In my previous post, you saw the derivative of the cost function for logistic regression as:

\frac{\partial}{\partial \theta_i} J(\theta_0,\theta_1,\ldots,\theta_n) = \frac{1}{m}\displaystyle\sum_{i=1}^{m}(g(x_i) - y_i)x_i, x_0=1

I bet several of you were thinking, “How on Earth could you derive a cost function like this:

J(\theta_1,\ldots,\theta_n) = -\frac{1}{m}\displaystyle\sum_{i=1}^{m}[(y_i)log(g(x_i)) + (1 - y_i)log(1-g(x_i))]

Into a nice function like this:

\frac{\partial}{\partial \theta_i} J(\theta_0,\theta_1,\ldots,\theta_n) = \frac{1}{m}\displaystyle\sum_{i=1}^{m}(g(x_i) - y_i)x_i?”

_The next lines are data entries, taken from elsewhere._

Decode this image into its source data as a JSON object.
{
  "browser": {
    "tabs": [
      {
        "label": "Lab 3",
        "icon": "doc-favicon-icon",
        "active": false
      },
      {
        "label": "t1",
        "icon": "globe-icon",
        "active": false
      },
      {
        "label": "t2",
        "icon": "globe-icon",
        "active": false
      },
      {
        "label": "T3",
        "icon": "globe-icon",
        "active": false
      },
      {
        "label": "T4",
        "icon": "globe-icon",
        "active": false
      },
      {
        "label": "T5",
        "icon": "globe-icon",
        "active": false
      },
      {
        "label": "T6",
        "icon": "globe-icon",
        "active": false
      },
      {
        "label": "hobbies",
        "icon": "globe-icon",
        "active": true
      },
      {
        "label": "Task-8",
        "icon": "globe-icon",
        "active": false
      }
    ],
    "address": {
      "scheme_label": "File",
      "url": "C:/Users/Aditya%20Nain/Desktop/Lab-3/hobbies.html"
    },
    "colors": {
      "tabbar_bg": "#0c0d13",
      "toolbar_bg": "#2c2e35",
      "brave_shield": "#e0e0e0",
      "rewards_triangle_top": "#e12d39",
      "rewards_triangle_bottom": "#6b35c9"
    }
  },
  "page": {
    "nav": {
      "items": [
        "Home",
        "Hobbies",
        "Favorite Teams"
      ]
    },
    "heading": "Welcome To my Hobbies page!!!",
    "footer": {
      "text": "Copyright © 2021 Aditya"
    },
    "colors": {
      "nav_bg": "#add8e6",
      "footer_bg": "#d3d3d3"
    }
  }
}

Well, this post is going to go through the math.  Even if you already know it, it’s a good algebra and calculus problem. Continue Reading